Have you experienced a wheel bearing failure? If so, when? What do you think caused it? Was it covered by warranty? How much did it cost to recover? How much did it cost to repair? How often do you service your wheel bearings?
I read this post Friday last and thought thankfully no, or rather not yet given the environment we subject wheel bearings to. Heat 'em up, dunk in corrosive medium, leave to season, etc.
Yesterday, Sunday, I carefully ready the boat for the first outing in over a month due to work, including checking the wheels for play and greasing the bearings via the fitted nipples. 10 miles down the road I'm snaking through a roundabout and, force of habit always looking at the trailer wheels on any corner that affords a good view, think I see the right side wobble. I pull over immediately and find the innner bearing is destroyed and things are hot, very hot. I get out the jack and socket set and of course it begins to rain - hard! At least it cools the mess down but I find myself having to remember that I need to be even more careful of getting knocked down in the reduced viz so wait it out.
I put out my triangle as I'm only a 100m past the roundabout with a blind exit and station my 16 year old nephew at roundabout exit to ensure people see it and the boat. Meanwhile I remove the wheel/hub and replace what's left of the outer bearings. I managed to limp to safe parking (in a factory car park with 24 hour security -so not all bad) making the worst noises you can imagine. I've sourced what I hope are the correct hubs (Hu004 for a Snipe) and will hopefully replace and recover this evening. As ever thankful no-one was hurt and everything is fixable however I'd better not get a puncture in the car as the jack is under the boat!
My contribution to the original post is I recovered as above and the trailer is well out of warranty. I do think I might have actually been better off limping to secure parking before the damage assessment as the hub went back on in worse condtion than it came off as the outer race came apart with the hub removal but that's hind-sight for you! I check and grease the bearings start of every season and replace if required. I learned the hard way before never to tow without a proper socket set and a scissors jack. The bearing hub was still full of grease with no signs of rusting anywhere although the whole thing was a pretty well destroyed. I regularly grease and check my wheels but this gap in use was unusally long so my conclusion is leaving the trailer stationary for a long time was my undoing with the inner race getting some corrosion at the contact points. What was astonishing was the rate of and scale of the bearing failure - possibly hastened by hitting a builders poorly refilled trench across the road near my house.
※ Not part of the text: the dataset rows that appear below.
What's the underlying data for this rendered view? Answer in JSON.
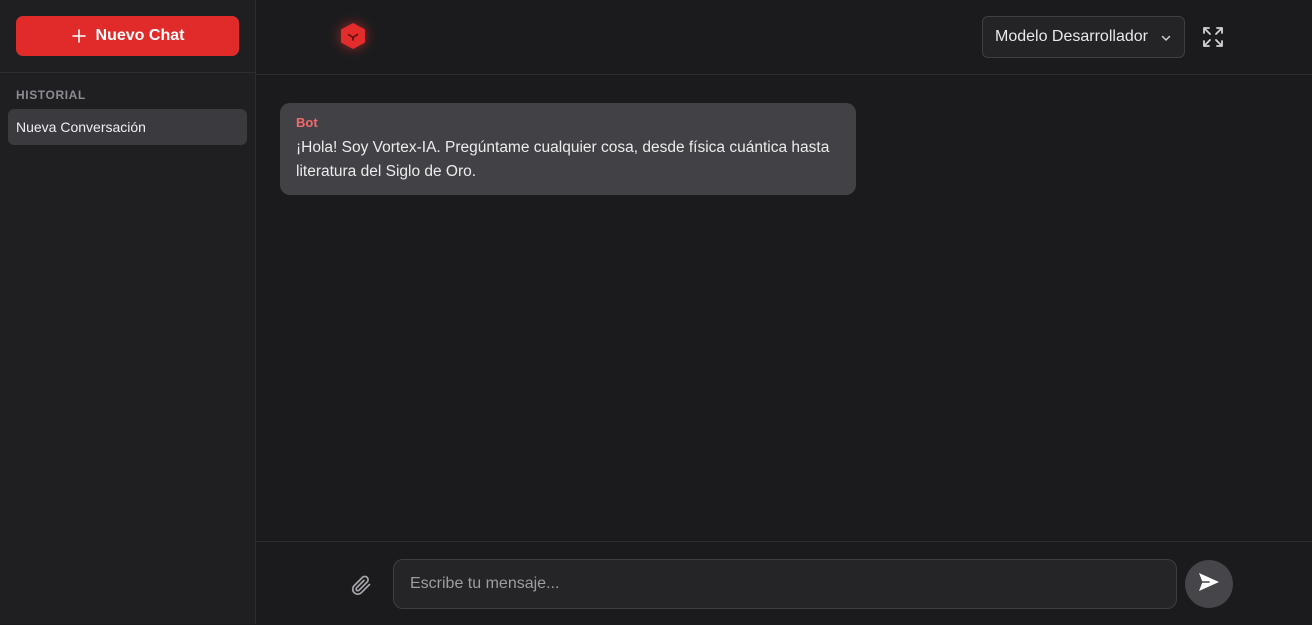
{
  "sidebar": {
    "new_chat_label": "Nuevo Chat",
    "history_heading": "HISTORIAL",
    "history_items": [
      {
        "label": "Nueva Conversación"
      }
    ]
  },
  "header": {
    "model_selected": "Modelo Desarrollador",
    "icons": [
      "logo-icon",
      "chevron-down-icon",
      "fullscreen-icon"
    ]
  },
  "messages": [
    {
      "sender": "Bot",
      "text": "¡Hola! Soy Vortex-IA. Pregúntame cualquier cosa, desde física cuántica hasta literatura del Siglo de Oro."
    }
  ],
  "composer": {
    "placeholder": "Escribe tu mensaje...",
    "value": "",
    "icons": [
      "paperclip-icon",
      "send-icon"
    ]
  },
  "colors": {
    "accent": "#e12a2a",
    "sender_label": "#f26a6a",
    "background": "#1b1b1d",
    "sidebar": "#1f1f21",
    "bubble": "#414146"
  }
}
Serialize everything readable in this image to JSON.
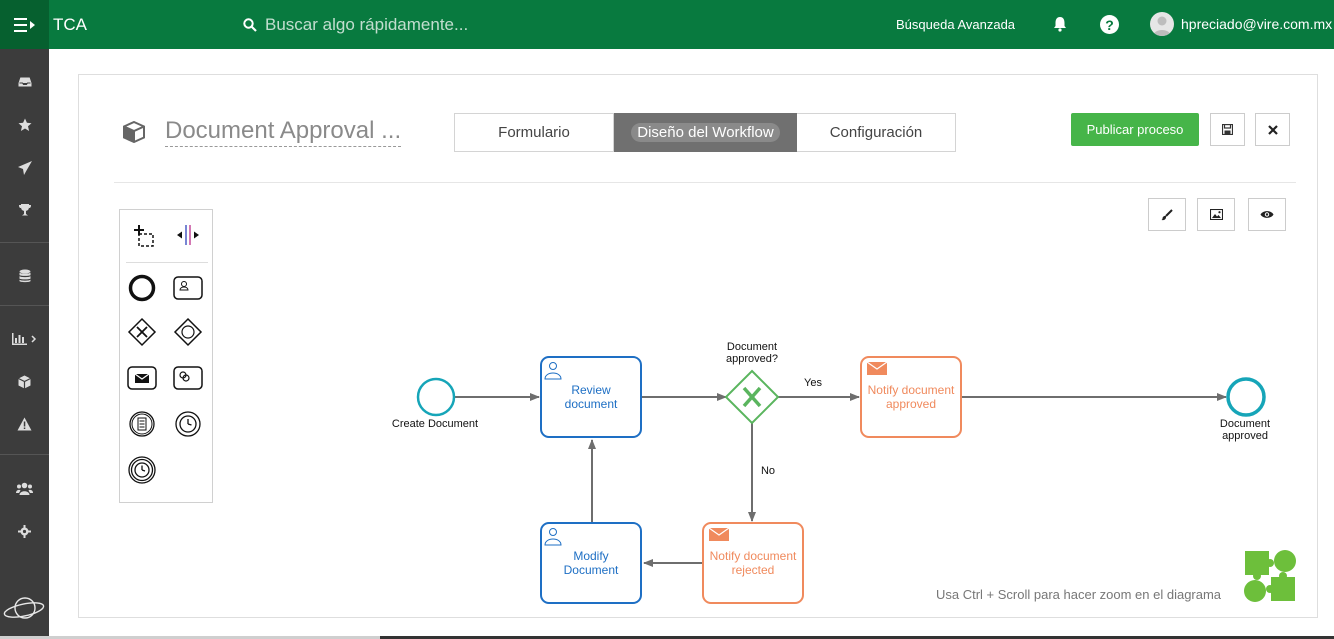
{
  "app": {
    "name": "TCA",
    "search_placeholder": "Buscar algo rápidamente...",
    "advanced_search": "Búsqueda Avanzada",
    "help_glyph": "?",
    "user_email": "hpreciado@vire.com.mx",
    "brand_color": "#087a3f"
  },
  "process": {
    "title": "Document Approval ...",
    "tabs": [
      {
        "label": "Formulario",
        "active": false
      },
      {
        "label": "Diseño del Workflow",
        "active": true
      },
      {
        "label": "Configuración",
        "active": false
      }
    ],
    "publish_label": "Publicar proceso"
  },
  "sidebar_icons": [
    "inbox-icon",
    "star-icon",
    "send-icon",
    "trophy-icon",
    "database-icon",
    "chart-icon",
    "cube-icon",
    "warning-icon",
    "users-icon",
    "gear-icon",
    "planet-icon"
  ],
  "palette_icons": [
    "lasso-tool-icon",
    "space-tool-icon",
    "end-event-icon",
    "user-task-icon",
    "exclusive-gateway-icon",
    "event-gateway-icon",
    "send-task-icon",
    "service-task-icon",
    "conditional-event-icon",
    "timer-event-icon",
    "intermediate-timer-icon"
  ],
  "diagram": {
    "start_event": "Create Document",
    "review_task": [
      "Review",
      "document"
    ],
    "gateway": [
      "Document",
      "approved?"
    ],
    "yes_label": "Yes",
    "no_label": "No",
    "notify_approved": [
      "Notify document",
      "approved"
    ],
    "notify_rejected": [
      "Notify document",
      "rejected"
    ],
    "modify_task": [
      "Modify",
      "Document"
    ],
    "end_event": [
      "Document",
      "approved"
    ]
  },
  "hint": "Usa Ctrl + Scroll para hacer zoom en el diagrama",
  "colors": {
    "task_blue": "#1e6fc4",
    "task_orange": "#f08a5d",
    "gateway_green": "#5ab55e",
    "event_teal": "#16a5b8",
    "publish_green": "#46b549"
  }
}
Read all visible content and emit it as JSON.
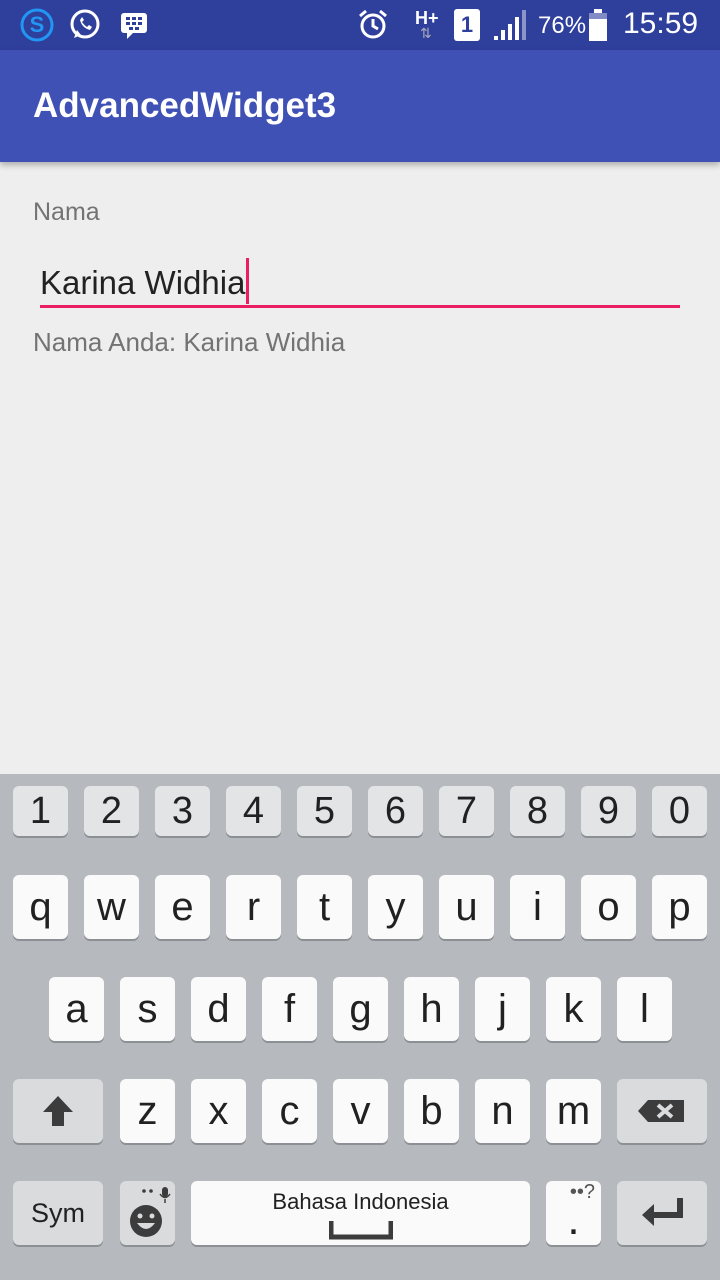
{
  "status_bar": {
    "battery_percent": "76%",
    "time": "15:59",
    "network_type": "H+",
    "sim_slot": "1",
    "icons": [
      "skype-icon",
      "whatsapp-icon",
      "blackberry-messenger-icon",
      "alarm-icon",
      "network-hplus-icon",
      "sim-1-icon",
      "signal-icon",
      "battery-icon"
    ]
  },
  "app": {
    "title": "AdvancedWidget3",
    "colors": {
      "primary": "#3f51b5",
      "primary_dark": "#2f3f9c",
      "accent": "#e91e63",
      "background": "#eeeeee"
    }
  },
  "form": {
    "label": "Nama",
    "input_value": "Karina Widhia",
    "output_text": "Nama Anda: Karina Widhia"
  },
  "keyboard": {
    "number_row": [
      "1",
      "2",
      "3",
      "4",
      "5",
      "6",
      "7",
      "8",
      "9",
      "0"
    ],
    "row1": [
      "q",
      "w",
      "e",
      "r",
      "t",
      "y",
      "u",
      "i",
      "o",
      "p"
    ],
    "row2": [
      "a",
      "s",
      "d",
      "f",
      "g",
      "h",
      "j",
      "k",
      "l"
    ],
    "row3": [
      "z",
      "x",
      "c",
      "v",
      "b",
      "n",
      "m"
    ],
    "sym_label": "Sym",
    "space_label": "Bahasa Indonesia",
    "period_label": ".",
    "punct_hint": "••?",
    "icons": {
      "shift": "shift-arrow-icon",
      "backspace": "backspace-icon",
      "emoji": "emoji-icon",
      "mic": "microphone-icon",
      "enter": "enter-icon"
    }
  }
}
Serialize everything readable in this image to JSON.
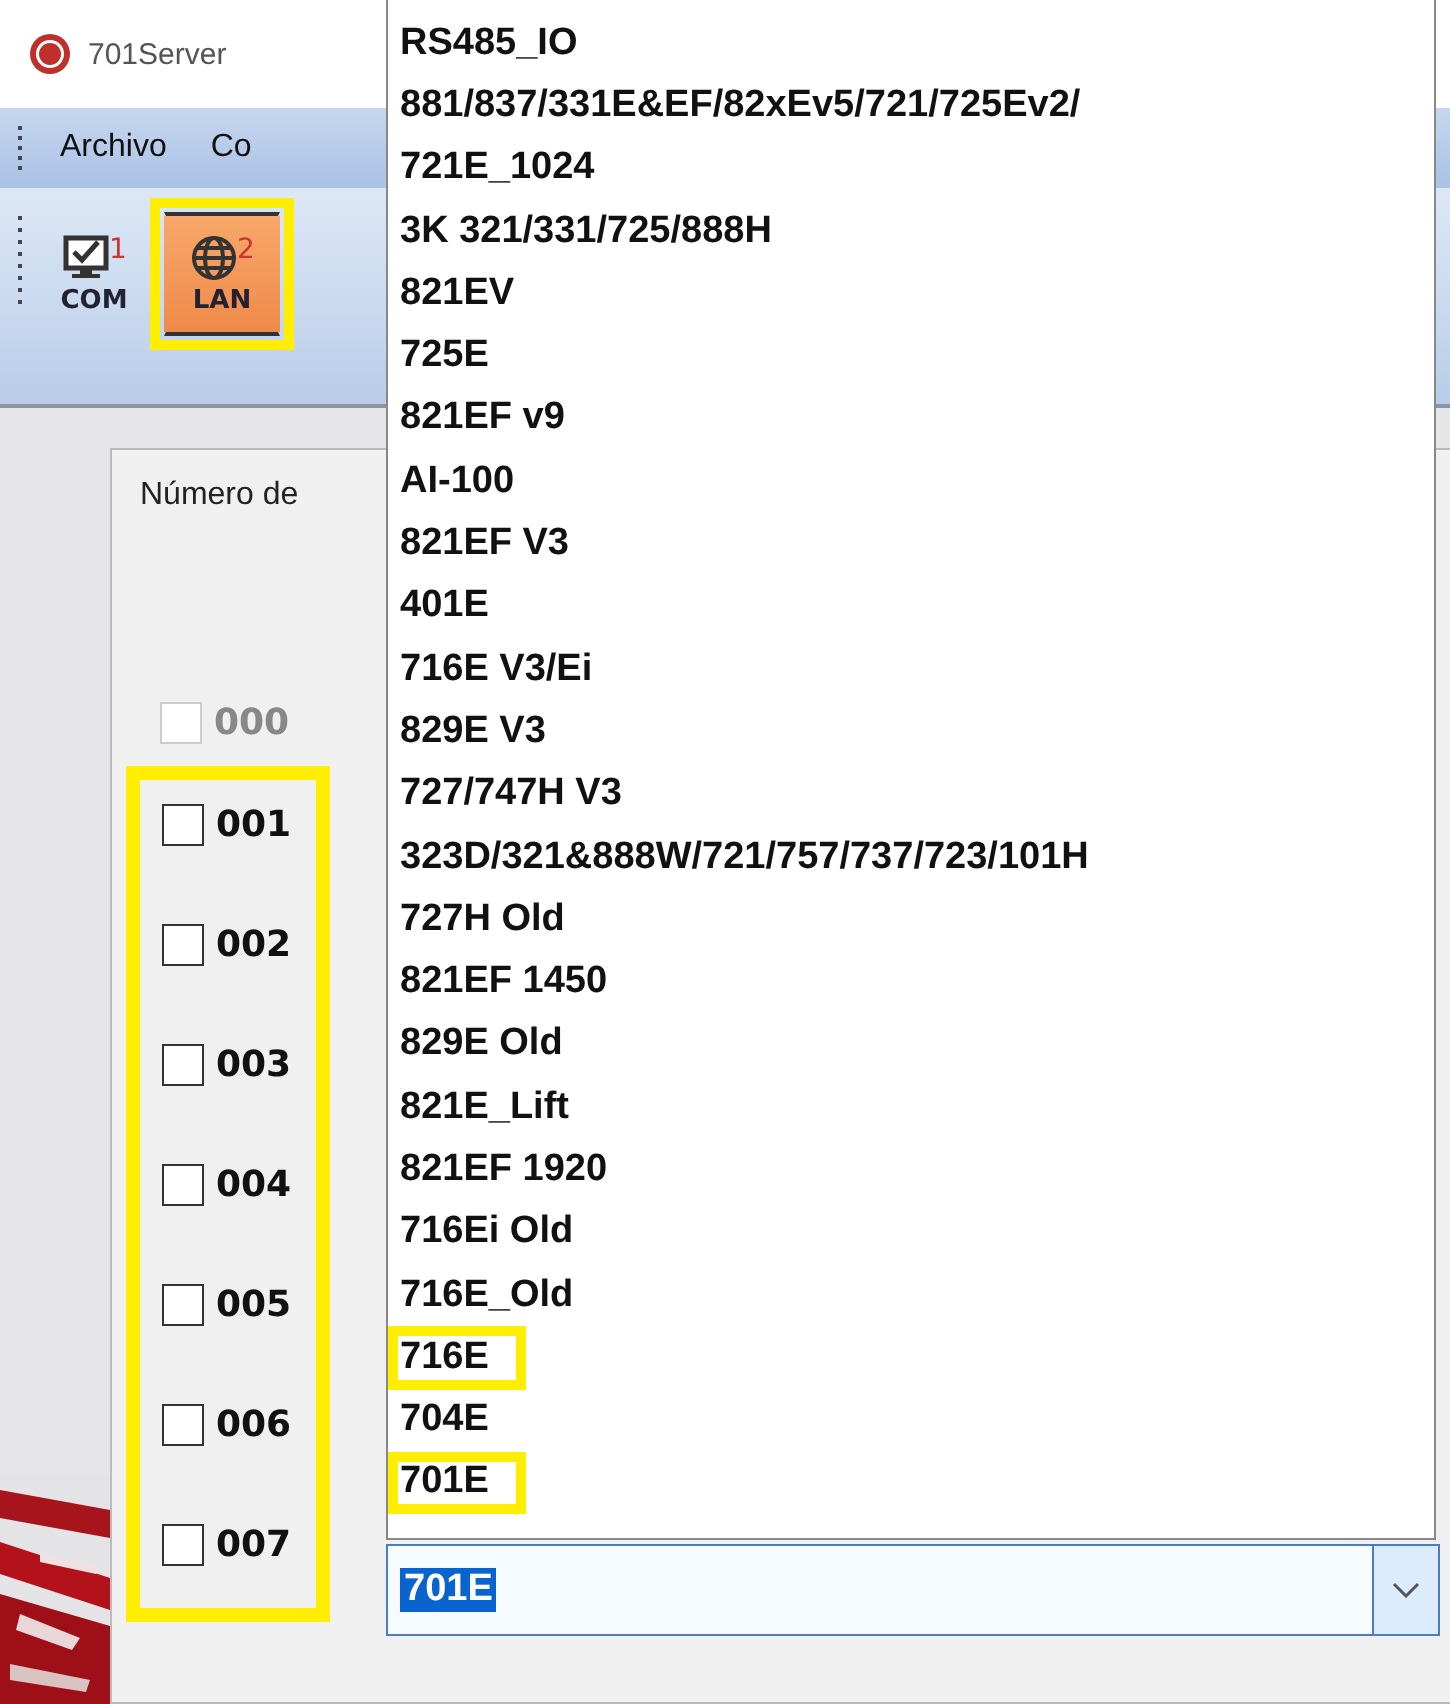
{
  "window": {
    "title": "701Server"
  },
  "menu": [
    "Archivo",
    "Co"
  ],
  "toolbar": [
    {
      "kind": "monitor",
      "number": "1",
      "label": "COM",
      "selected": false,
      "highlighted": false
    },
    {
      "kind": "globe",
      "number": "2",
      "label": "LAN",
      "selected": true,
      "highlighted": true
    }
  ],
  "dialog": {
    "heading": "Número de",
    "checkboxes": [
      {
        "label": "000",
        "checked": false,
        "disabled": true
      }
    ],
    "highlighted_checkboxes": [
      {
        "label": "001",
        "checked": false,
        "disabled": false
      },
      {
        "label": "002",
        "checked": false,
        "disabled": false
      },
      {
        "label": "003",
        "checked": false,
        "disabled": false
      },
      {
        "label": "004",
        "checked": false,
        "disabled": false
      },
      {
        "label": "005",
        "checked": false,
        "disabled": false
      },
      {
        "label": "006",
        "checked": false,
        "disabled": false
      },
      {
        "label": "007",
        "checked": false,
        "disabled": false
      }
    ]
  },
  "dropdown": {
    "value": "701E",
    "options": [
      {
        "label": "RS485_IO",
        "highlighted": false
      },
      {
        "label": "881/837/331E&EF/82xEv5/721/725Ev2/",
        "highlighted": false
      },
      {
        "label": "721E_1024",
        "highlighted": false
      },
      {
        "label": "3K 321/331/725/888H",
        "highlighted": false
      },
      {
        "label": "821EV",
        "highlighted": false
      },
      {
        "label": "725E",
        "highlighted": false
      },
      {
        "label": "821EF v9",
        "highlighted": false
      },
      {
        "label": "AI-100",
        "highlighted": false
      },
      {
        "label": "821EF V3",
        "highlighted": false
      },
      {
        "label": "401E",
        "highlighted": false
      },
      {
        "label": "716E V3/Ei",
        "highlighted": false
      },
      {
        "label": "829E V3",
        "highlighted": false
      },
      {
        "label": "727/747H V3",
        "highlighted": false
      },
      {
        "label": "323D/321&888W/721/757/737/723/101H",
        "highlighted": false
      },
      {
        "label": "727H Old",
        "highlighted": false
      },
      {
        "label": "821EF 1450",
        "highlighted": false
      },
      {
        "label": "829E Old",
        "highlighted": false
      },
      {
        "label": "821E_Lift",
        "highlighted": false
      },
      {
        "label": "821EF 1920",
        "highlighted": false
      },
      {
        "label": "716Ei Old",
        "highlighted": false
      },
      {
        "label": "716E_Old",
        "highlighted": false
      },
      {
        "label": "716E",
        "highlighted": true
      },
      {
        "label": "704E",
        "highlighted": false
      },
      {
        "label": "701E",
        "highlighted": true
      }
    ]
  }
}
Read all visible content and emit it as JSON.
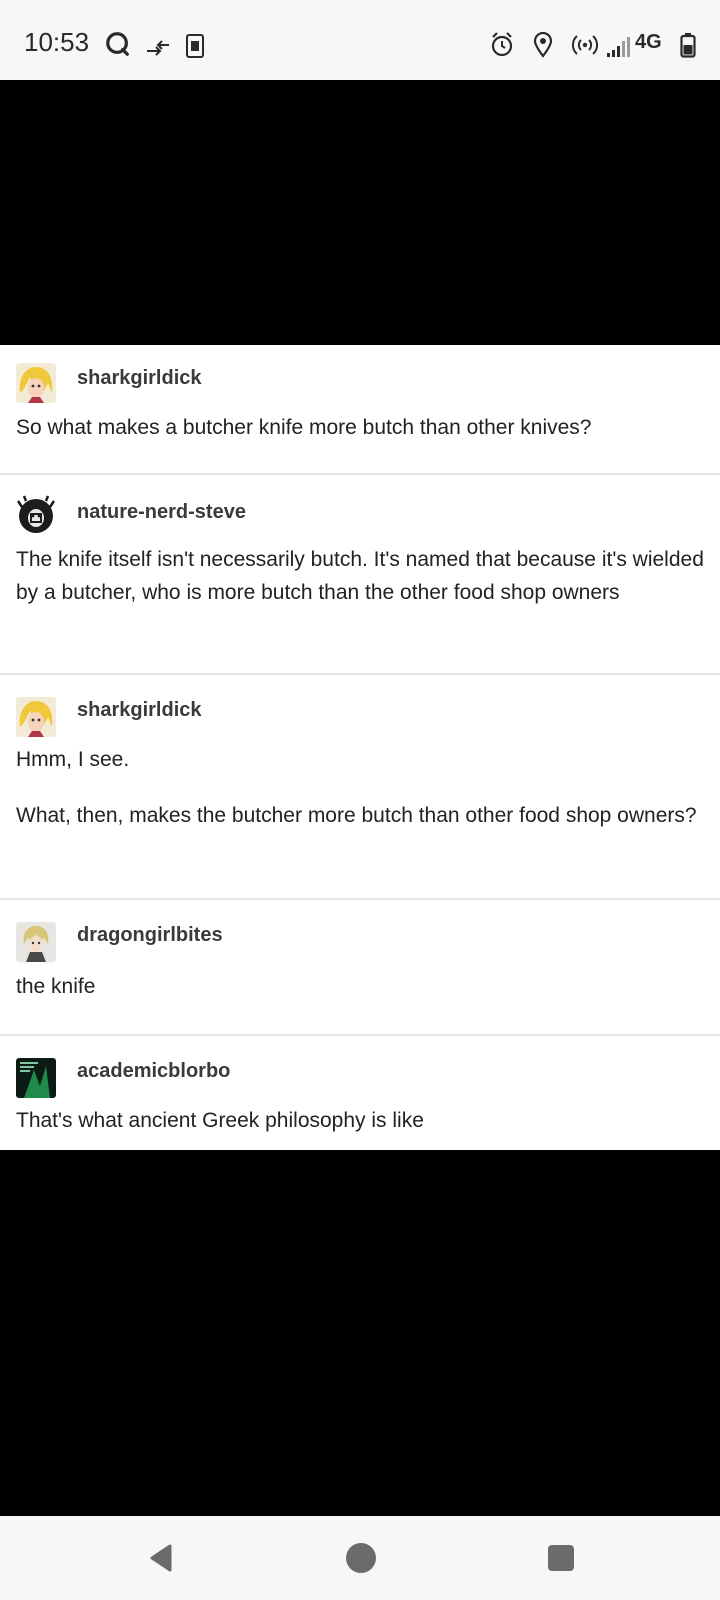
{
  "status_bar": {
    "time": "10:53",
    "network": "4G",
    "icons": [
      "search-app-icon",
      "data-transfer-icon",
      "sim-card-icon",
      "alarm-icon",
      "location-icon",
      "hotspot-icon",
      "signal-icon",
      "battery-icon"
    ]
  },
  "post": {
    "entries": [
      {
        "username": "sharkgirldick",
        "paragraphs": [
          "So what makes a butcher knife more butch than other knives?"
        ]
      },
      {
        "username": "nature-nerd-steve",
        "paragraphs": [
          "The knife itself isn't necessarily butch. It's named that because it's wielded by a butcher, who is more butch than the other food shop owners"
        ]
      },
      {
        "username": "sharkgirldick",
        "paragraphs": [
          "Hmm, I see.",
          "What, then, makes the butcher more butch than other food shop owners?"
        ]
      },
      {
        "username": "dragongirlbites",
        "paragraphs": [
          "the knife"
        ]
      },
      {
        "username": "academicblorbo",
        "paragraphs": [
          "That's what ancient Greek philosophy is like"
        ]
      }
    ]
  },
  "nav_bar": {
    "buttons": [
      "back-button",
      "home-button",
      "recents-button"
    ]
  },
  "colors": {
    "status_bar_bg": "#f7f7f9",
    "page_bg": "#000000",
    "post_bg": "#ffffff",
    "divider": "#e4e4e6",
    "text": "#222222"
  }
}
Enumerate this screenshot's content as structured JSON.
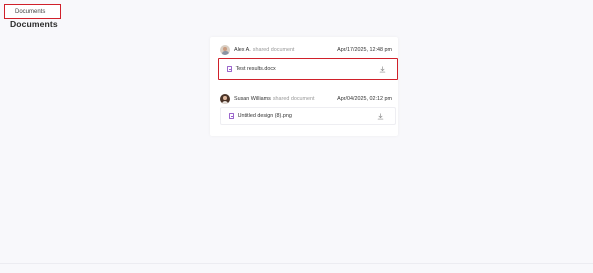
{
  "breadcrumb": {
    "label": "Documents"
  },
  "page": {
    "title": "Documents"
  },
  "shares": [
    {
      "sharer": "Alex A.",
      "action": "shared document",
      "date": "Apr/17/2025, 12:48 pm",
      "avatar_icon": "user-avatar",
      "file": {
        "name": "Test results.docx",
        "icon": "file-icon",
        "action_icon": "download-icon"
      }
    },
    {
      "sharer": "Susan Williams",
      "action": "shared document",
      "date": "Apr/04/2025, 02:12 pm",
      "avatar_icon": "user-avatar",
      "file": {
        "name": "Untitled design (8).png",
        "icon": "file-icon",
        "action_icon": "download-icon"
      }
    }
  ],
  "colors": {
    "highlight": "#d0202a",
    "file_icon": "#9b66cc",
    "background": "#f8f8fb"
  }
}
I have used bearing buddies but as much of my use involves trips of less than a mile to the slip I don't think they work in that situation and prefer a grease nipple and gun. However I do find that the bearing cap tends to 'hydraulic' out before the hub is properly packed with grease. My experience is buddies work only when the hubs heat up and thin the grease. I have used them on a braked trailer and had no problem with them contaminating the shoes. In fact I wished they would leak a little into the drums given the rust in brake systems!